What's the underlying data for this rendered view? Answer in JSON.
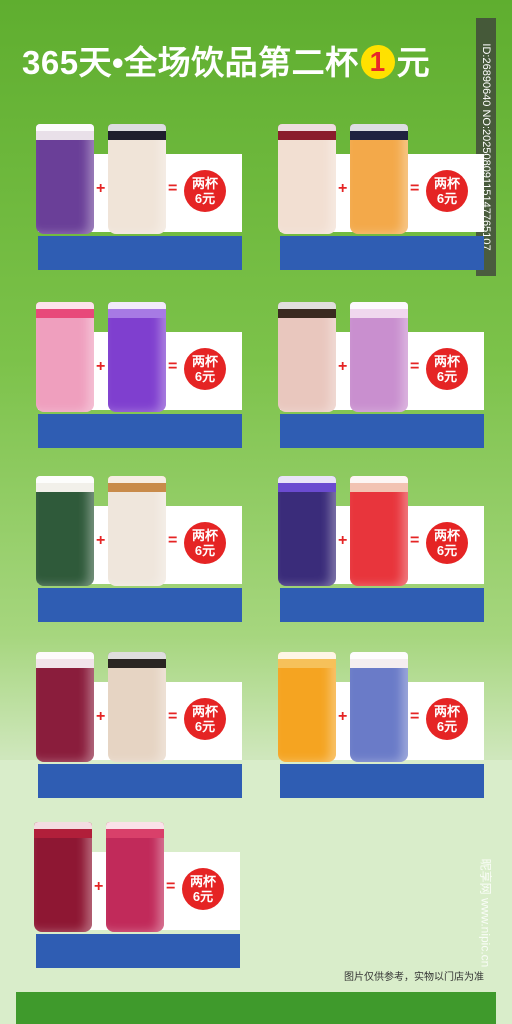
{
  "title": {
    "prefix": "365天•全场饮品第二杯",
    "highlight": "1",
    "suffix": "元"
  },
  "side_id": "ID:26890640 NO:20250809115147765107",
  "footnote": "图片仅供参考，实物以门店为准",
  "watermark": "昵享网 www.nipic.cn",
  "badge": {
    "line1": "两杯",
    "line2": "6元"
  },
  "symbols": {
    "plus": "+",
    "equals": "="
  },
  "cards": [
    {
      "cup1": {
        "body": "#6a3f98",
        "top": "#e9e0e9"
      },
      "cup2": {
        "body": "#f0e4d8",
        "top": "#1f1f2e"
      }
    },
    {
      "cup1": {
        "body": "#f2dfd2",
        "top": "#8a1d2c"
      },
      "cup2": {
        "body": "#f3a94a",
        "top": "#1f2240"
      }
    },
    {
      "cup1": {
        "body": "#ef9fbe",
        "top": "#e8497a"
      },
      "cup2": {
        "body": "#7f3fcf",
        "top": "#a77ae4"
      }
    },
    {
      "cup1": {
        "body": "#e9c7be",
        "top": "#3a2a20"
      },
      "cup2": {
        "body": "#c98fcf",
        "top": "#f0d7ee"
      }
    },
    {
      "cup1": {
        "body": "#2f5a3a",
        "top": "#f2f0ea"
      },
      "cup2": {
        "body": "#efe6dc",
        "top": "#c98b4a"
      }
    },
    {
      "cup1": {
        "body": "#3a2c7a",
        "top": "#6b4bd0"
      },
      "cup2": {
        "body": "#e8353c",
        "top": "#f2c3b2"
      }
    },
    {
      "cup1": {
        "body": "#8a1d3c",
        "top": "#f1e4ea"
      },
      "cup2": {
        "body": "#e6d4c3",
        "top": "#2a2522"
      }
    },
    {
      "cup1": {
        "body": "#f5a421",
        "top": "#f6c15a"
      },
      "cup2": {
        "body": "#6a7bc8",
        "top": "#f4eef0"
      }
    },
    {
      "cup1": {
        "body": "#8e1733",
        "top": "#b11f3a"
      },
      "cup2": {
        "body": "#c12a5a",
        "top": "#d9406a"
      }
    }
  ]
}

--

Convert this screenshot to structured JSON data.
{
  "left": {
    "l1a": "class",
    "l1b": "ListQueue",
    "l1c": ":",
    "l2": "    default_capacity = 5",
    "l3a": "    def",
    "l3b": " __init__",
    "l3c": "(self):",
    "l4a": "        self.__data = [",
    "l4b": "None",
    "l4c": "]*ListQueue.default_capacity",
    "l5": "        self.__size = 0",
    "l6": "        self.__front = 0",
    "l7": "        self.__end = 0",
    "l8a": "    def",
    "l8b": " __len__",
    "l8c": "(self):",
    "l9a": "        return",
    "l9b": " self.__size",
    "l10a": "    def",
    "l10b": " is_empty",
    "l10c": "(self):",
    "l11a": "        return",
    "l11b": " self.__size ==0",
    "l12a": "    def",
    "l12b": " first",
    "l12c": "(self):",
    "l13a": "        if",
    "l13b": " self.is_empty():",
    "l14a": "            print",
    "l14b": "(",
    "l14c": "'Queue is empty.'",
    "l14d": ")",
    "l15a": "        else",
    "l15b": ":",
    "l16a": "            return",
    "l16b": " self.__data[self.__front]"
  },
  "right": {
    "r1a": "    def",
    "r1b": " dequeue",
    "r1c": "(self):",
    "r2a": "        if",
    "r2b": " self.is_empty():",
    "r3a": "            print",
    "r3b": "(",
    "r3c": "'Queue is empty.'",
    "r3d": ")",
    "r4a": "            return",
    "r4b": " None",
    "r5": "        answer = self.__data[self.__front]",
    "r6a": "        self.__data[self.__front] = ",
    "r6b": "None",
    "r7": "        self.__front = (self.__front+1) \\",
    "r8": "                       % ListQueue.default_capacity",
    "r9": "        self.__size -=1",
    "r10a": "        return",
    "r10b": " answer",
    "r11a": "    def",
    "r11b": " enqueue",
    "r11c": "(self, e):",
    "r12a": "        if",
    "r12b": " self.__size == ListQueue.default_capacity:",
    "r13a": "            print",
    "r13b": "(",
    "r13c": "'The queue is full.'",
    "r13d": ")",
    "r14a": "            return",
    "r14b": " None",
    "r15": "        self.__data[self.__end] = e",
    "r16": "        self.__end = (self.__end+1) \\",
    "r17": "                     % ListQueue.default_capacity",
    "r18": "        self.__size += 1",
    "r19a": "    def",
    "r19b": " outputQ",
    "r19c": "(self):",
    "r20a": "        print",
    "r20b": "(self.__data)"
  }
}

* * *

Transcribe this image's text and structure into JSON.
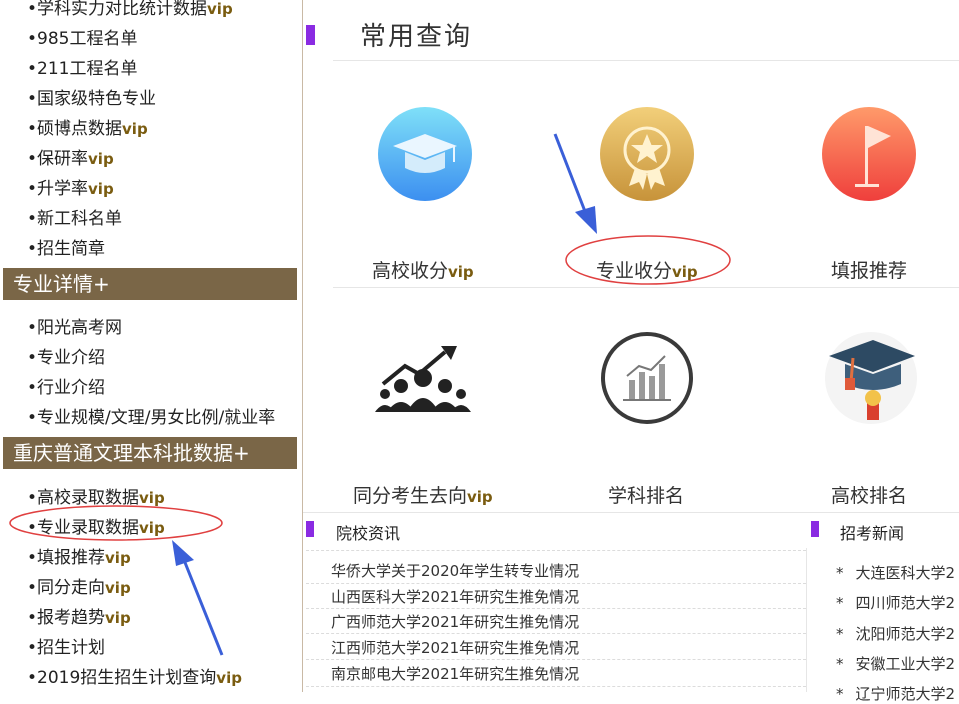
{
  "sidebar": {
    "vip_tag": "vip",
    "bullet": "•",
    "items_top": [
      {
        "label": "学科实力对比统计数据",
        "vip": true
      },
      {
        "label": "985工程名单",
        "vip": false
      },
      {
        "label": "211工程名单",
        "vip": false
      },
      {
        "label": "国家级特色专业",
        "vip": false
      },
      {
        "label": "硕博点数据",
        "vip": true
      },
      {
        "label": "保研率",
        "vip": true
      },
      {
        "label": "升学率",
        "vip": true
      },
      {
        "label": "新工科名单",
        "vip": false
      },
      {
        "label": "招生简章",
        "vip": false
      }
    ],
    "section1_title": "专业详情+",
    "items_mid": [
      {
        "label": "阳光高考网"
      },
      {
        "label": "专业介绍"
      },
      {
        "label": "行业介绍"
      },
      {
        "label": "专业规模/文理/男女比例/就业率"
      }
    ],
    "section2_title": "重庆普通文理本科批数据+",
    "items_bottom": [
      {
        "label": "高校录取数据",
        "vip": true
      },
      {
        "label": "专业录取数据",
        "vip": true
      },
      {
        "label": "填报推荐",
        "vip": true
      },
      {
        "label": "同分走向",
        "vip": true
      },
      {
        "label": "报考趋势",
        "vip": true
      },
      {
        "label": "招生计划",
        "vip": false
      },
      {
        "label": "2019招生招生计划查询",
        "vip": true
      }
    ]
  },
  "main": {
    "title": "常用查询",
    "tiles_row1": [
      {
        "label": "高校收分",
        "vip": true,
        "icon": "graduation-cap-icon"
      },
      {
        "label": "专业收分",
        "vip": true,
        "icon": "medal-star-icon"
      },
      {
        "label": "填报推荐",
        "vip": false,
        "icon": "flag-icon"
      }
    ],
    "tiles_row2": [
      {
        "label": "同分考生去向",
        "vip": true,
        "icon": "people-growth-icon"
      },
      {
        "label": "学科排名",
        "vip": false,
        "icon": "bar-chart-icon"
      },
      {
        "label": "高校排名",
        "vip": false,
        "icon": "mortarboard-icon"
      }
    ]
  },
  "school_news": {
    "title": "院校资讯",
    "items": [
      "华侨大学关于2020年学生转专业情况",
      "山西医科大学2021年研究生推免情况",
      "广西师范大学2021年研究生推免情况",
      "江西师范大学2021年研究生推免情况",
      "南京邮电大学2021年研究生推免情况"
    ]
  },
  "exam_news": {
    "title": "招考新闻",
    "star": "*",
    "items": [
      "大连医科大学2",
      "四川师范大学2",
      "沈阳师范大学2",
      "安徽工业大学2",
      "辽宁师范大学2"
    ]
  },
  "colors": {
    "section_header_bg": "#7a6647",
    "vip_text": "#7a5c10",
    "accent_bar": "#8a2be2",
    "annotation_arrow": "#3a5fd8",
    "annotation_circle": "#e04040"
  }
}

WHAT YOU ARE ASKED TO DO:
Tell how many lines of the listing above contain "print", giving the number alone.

SOLUTION:
4